((
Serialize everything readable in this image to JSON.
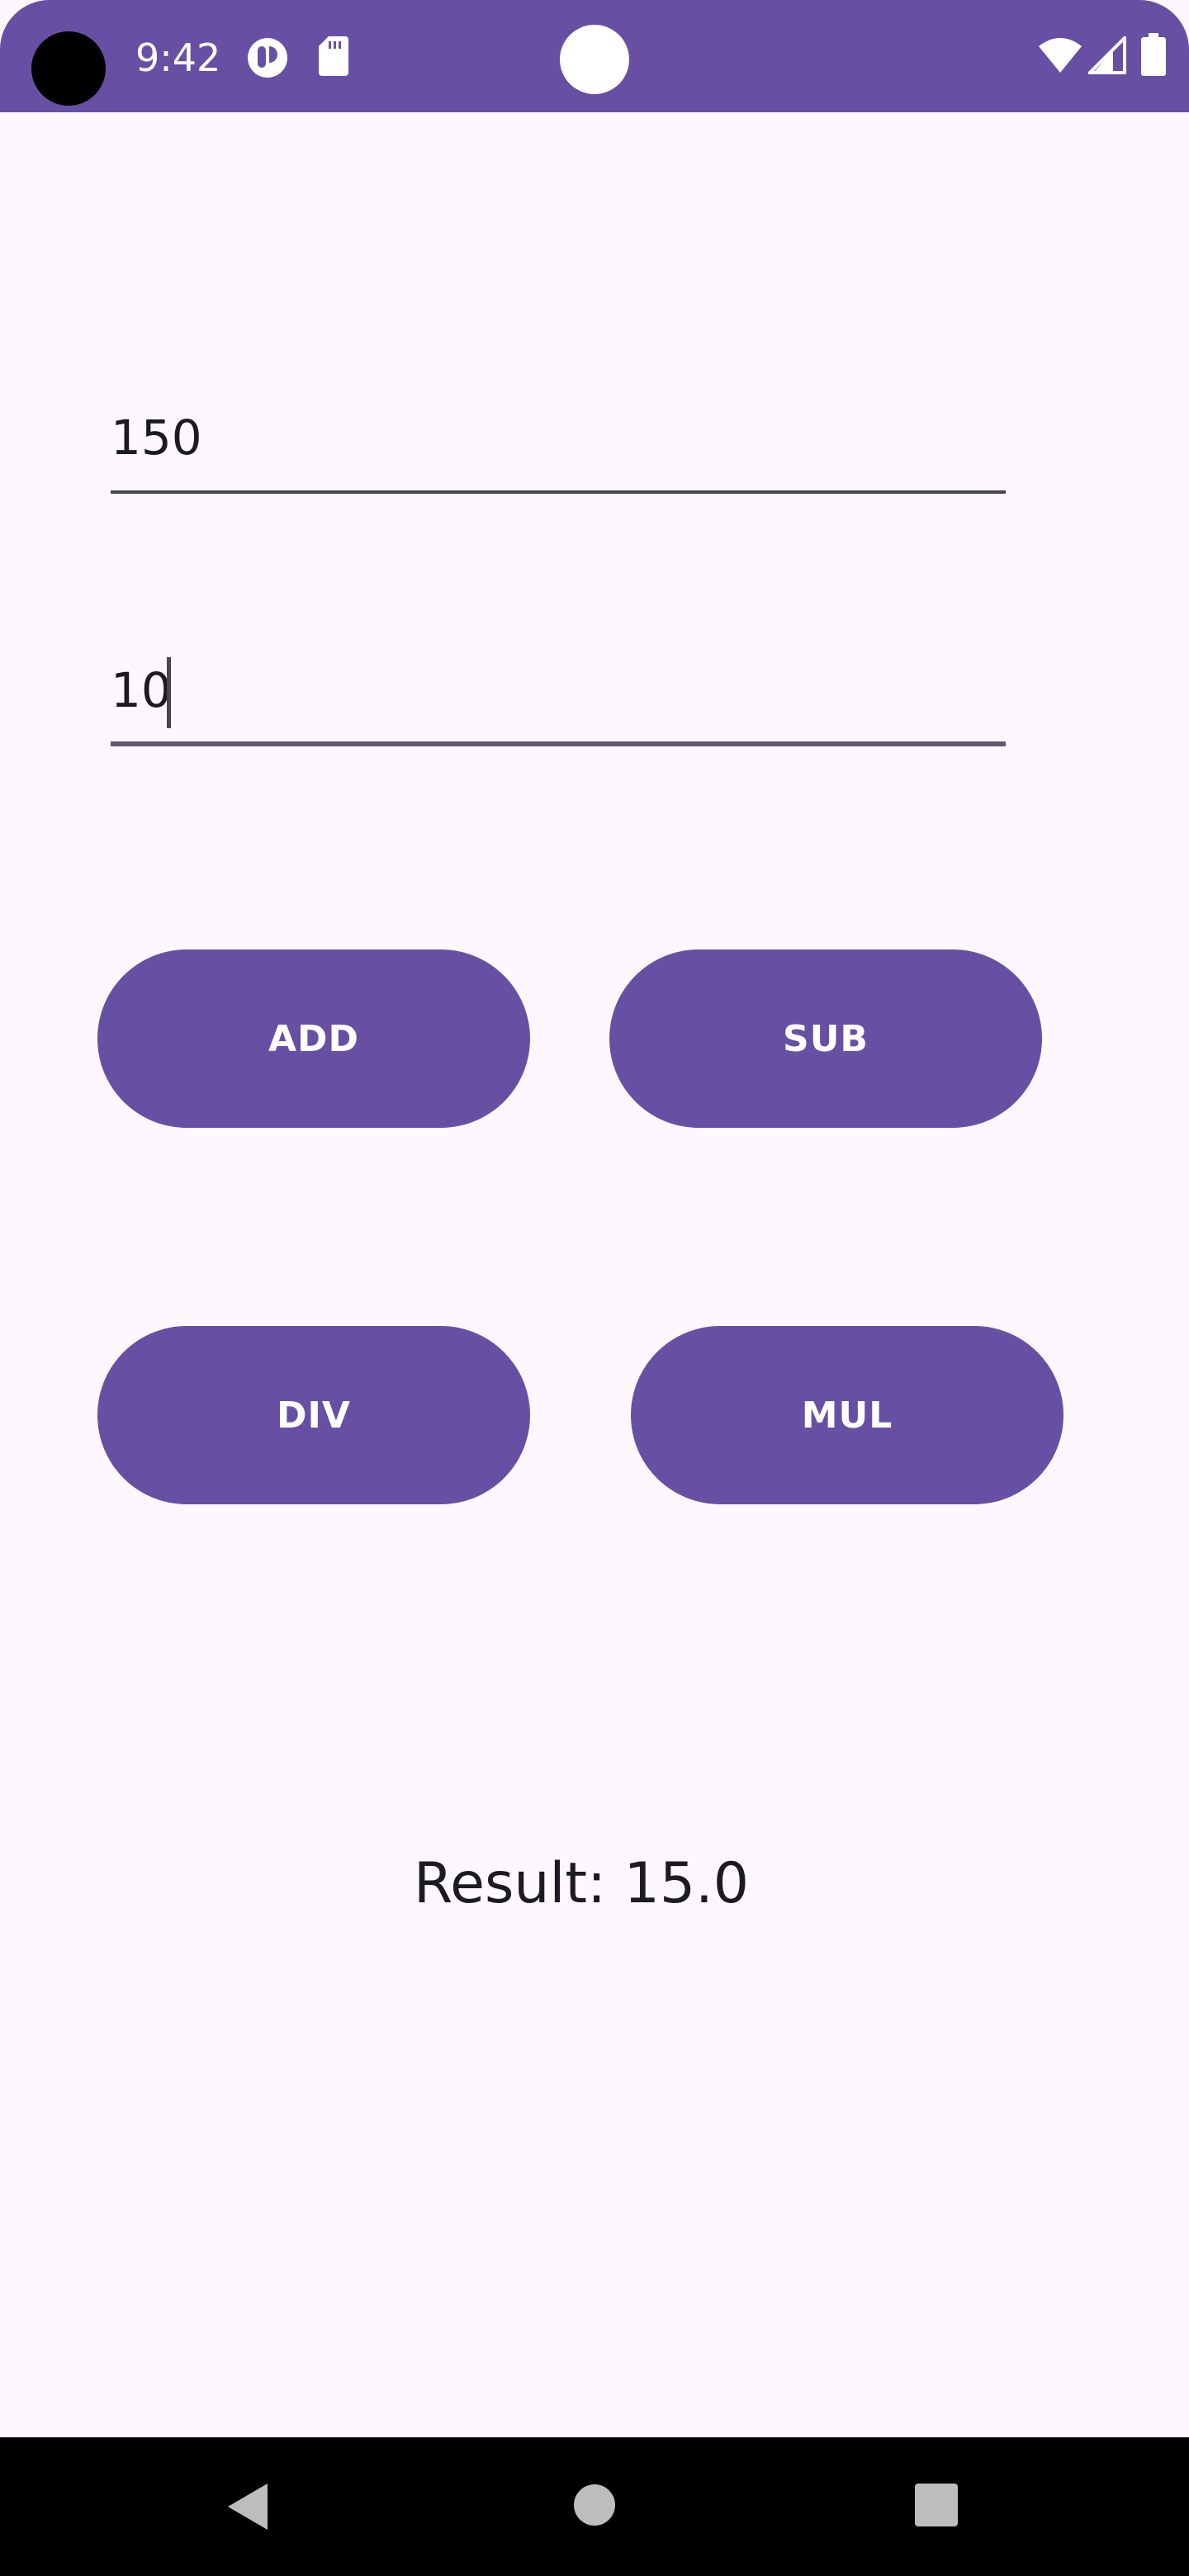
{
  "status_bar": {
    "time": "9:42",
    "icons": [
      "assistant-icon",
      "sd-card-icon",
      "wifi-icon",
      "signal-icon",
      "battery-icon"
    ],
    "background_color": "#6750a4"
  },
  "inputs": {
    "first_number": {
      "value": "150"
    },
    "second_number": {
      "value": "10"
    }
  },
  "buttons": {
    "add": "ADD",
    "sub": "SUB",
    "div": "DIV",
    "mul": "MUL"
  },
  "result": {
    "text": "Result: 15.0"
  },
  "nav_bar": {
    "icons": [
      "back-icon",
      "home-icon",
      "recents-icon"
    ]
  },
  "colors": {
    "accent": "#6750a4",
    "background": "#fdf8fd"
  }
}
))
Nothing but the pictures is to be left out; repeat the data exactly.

Serialize everything readable in this image to JSON.
{
  "status_bar": {
    "time": "9:42",
    "icons": [
      "assistant-icon",
      "sd-card-icon",
      "wifi-icon",
      "signal-icon",
      "battery-icon"
    ],
    "background_color": "#6750a4"
  },
  "inputs": {
    "first_number": {
      "value": "150"
    },
    "second_number": {
      "value": "10"
    }
  },
  "buttons": {
    "add": "ADD",
    "sub": "SUB",
    "div": "DIV",
    "mul": "MUL"
  },
  "result": {
    "text": "Result: 15.0"
  },
  "nav_bar": {
    "icons": [
      "back-icon",
      "home-icon",
      "recents-icon"
    ]
  },
  "colors": {
    "accent": "#6750a4",
    "background": "#fdf8fd"
  }
}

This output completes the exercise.